The Future of Communication: The Internet of Things

This is the fifth post in a series about technologies that are shaping the future of communication. We’ve been following technologies that cover an interesting array of possibilities, from enhancing existing communication modes to replacing at least one of the humans in a conversation to assisting people who have a variety of motor, vision, and cognitive impairments. They are all across the adoption curve, from technologies that are already approaching mainstream usage (such as bots and gamification) to a few that are closer to the sci-fi end of things (such as holograms and telepathic communication). Many of these systems rely on artificial intelligence, which is reshaping business communication in some profound ways. All of them present interesting discussion topics for business communication, because they get to the heart of matter, which is trying to exchange information and meaning in the most effective and efficient ways possible. To offer students a peek into the future, we've started covering these innovations in our business communication texts, beginning with the 14th Edition of Business Communication Today (published January 2017) and the 8th Edition of Business Communication Essentials (published January 2018).
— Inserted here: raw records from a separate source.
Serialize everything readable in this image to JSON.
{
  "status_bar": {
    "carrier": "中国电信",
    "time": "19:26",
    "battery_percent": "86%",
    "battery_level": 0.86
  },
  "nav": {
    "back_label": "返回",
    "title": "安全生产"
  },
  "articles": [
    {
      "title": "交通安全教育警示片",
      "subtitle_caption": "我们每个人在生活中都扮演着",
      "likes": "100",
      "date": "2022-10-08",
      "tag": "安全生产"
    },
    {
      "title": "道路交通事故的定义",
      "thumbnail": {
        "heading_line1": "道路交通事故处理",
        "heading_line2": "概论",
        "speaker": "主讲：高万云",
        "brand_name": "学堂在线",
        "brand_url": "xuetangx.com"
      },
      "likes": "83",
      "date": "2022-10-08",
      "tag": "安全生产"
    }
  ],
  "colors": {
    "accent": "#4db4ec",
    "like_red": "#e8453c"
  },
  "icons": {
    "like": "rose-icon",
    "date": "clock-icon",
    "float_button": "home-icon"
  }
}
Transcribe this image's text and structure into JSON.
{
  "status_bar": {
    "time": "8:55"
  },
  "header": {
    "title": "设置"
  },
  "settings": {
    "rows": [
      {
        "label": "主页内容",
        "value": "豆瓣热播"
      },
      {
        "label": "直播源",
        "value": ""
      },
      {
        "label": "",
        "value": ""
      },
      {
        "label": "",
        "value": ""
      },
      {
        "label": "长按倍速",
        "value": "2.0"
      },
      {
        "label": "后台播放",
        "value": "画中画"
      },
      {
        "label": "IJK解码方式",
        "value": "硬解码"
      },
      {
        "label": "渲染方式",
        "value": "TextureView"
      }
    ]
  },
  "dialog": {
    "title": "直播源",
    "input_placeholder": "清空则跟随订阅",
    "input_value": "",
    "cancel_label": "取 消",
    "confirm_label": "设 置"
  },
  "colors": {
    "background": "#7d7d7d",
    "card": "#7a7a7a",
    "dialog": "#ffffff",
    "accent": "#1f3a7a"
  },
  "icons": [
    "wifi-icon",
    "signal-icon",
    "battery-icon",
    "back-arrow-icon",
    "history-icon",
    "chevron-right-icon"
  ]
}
The Internet of Things (IoT) refers to the several billion devices now connected to the Internet and the networking potential of having all these gadgets communicate with each other, feed data into powerful analysis and control algorithms, and interact with people and the physical environment. These “things” range from simple sensors that measure temperature, location, and other parameters all the way up to robots and other complex systems. People and animals with Internet-capable sensors (such as implanted chips) or devices also qualify as things in this model.

Imagine you walk into a department store and your mobile phone automatically gives you directions to the aisle where you could find the clothing styles you have recently been browsing online or discussing in social media. When you reach that aisle, a coupon pops up on your phone with a discount on the specific items you’re considering. When you pull a garment off the rack, the store’s customer database checks other purchases you’ve made and suggests which items you already own that coordinate with this piece. If you could use an accessory to complete the outfit, the store’s computers can tell your phone just where to take you. And if you need more advice, you can text or talk—and possibly not know whether you’re conversing with a store employee or an automated chat algorithm.
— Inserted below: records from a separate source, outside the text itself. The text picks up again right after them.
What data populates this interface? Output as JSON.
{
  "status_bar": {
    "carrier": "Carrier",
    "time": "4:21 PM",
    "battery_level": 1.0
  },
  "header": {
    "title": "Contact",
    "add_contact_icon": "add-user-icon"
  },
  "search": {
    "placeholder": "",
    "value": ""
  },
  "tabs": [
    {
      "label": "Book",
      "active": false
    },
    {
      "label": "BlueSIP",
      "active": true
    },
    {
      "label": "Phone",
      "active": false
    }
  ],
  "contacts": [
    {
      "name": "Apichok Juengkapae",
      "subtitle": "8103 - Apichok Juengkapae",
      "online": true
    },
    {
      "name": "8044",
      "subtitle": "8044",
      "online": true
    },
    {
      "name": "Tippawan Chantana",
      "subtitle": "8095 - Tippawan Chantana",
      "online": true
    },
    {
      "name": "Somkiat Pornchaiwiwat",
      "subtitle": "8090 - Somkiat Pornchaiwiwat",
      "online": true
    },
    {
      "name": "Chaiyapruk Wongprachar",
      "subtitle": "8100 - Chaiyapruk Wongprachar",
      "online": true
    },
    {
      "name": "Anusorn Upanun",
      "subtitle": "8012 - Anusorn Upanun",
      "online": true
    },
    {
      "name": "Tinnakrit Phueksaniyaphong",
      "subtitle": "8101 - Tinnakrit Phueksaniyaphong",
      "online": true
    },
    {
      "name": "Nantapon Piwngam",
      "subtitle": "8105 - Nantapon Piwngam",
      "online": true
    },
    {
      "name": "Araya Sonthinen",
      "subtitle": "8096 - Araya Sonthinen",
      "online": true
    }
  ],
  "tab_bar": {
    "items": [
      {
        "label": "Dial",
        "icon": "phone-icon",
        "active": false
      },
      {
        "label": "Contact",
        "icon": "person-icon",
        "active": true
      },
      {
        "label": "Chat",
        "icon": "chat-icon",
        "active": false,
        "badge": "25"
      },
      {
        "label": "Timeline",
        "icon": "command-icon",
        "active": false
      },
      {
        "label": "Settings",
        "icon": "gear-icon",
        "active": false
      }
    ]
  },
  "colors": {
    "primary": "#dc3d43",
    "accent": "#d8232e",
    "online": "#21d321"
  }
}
Now imagine this simple concept expanded and applied in various ways to industrial facilities, agriculture, transportation, buildings, health care, and other systems. By relying on networked IoT devices for such communication functions as observing, measuring, and reporting, these enhanced systems can supplement or replace communication flows that were previously carried out by human participants. IoT raises some serious concerns about security and privacy, but it’s already a multitrillion-dollar industry that doesn't show any signs of slowing down.

IoT's impact on business communication will be fascinating to watch over the next few years, particularly as the technology gets linked with automated writing and other AI tools. Ideally, it will take over some routine communication tasks and give businesspeople more time for higher-level communication and strategizing.
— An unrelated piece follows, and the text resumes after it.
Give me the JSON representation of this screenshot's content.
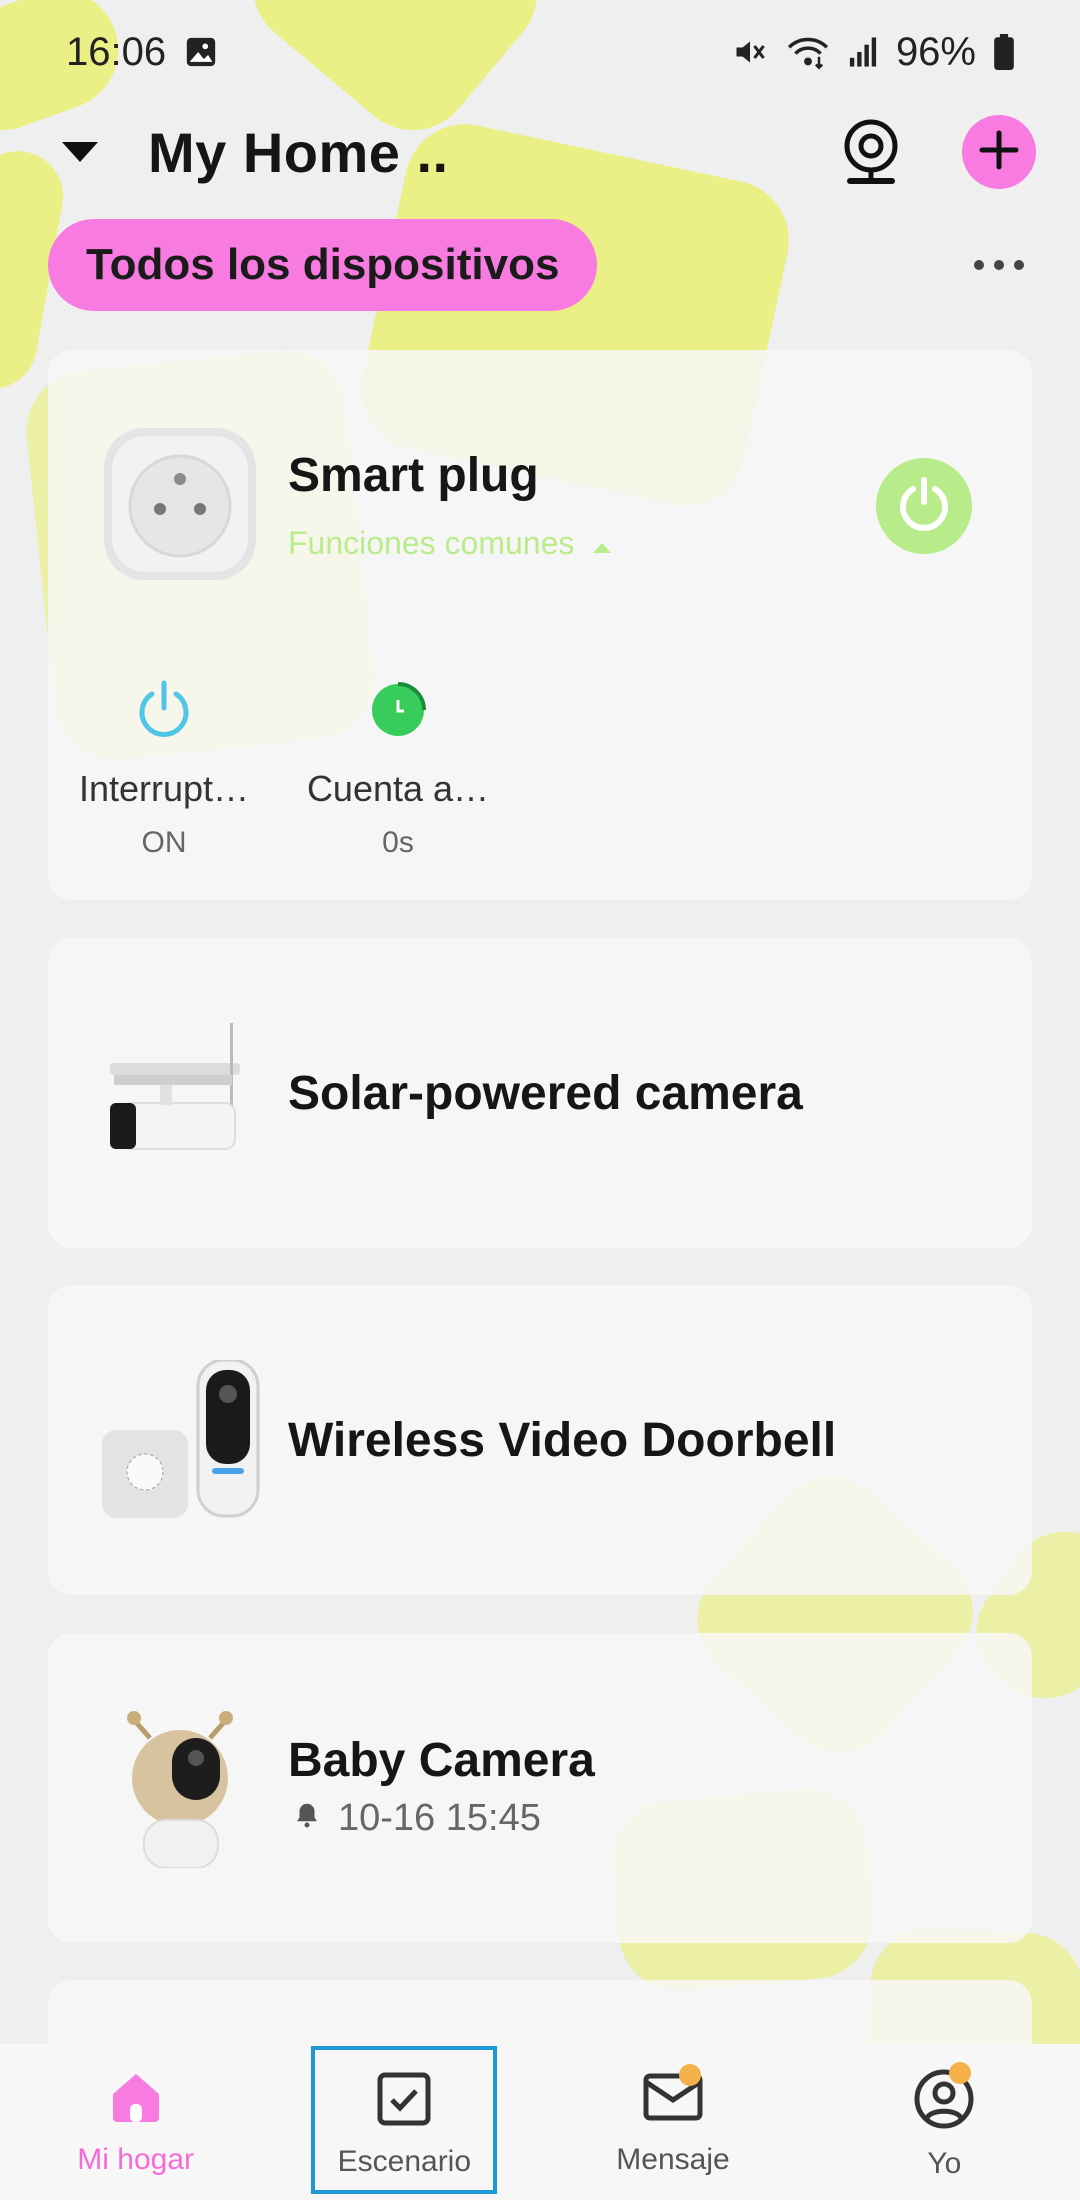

Class activity idea: Have students research the current state of IoT innovation to identify one way in which the technology has the potential to change business communication practices, such as automated data collection and status reporting. Do they agree with the predictions the experts make? Why or why not?


Sources: Steve Ranger, “What Is the IoT? Everything You Need to Know About the Internet of Things Right Now,” ZDNet, 19 January 2018,; Bernard Marr, “The Internet of Things (IOT) Will Be Massive In 2018: Here Are the 4 Predictions From IBM,” Forbes, 4 January 2018,

Image: laboratoriolinux on VisualHunt.comCC BY-NC-SA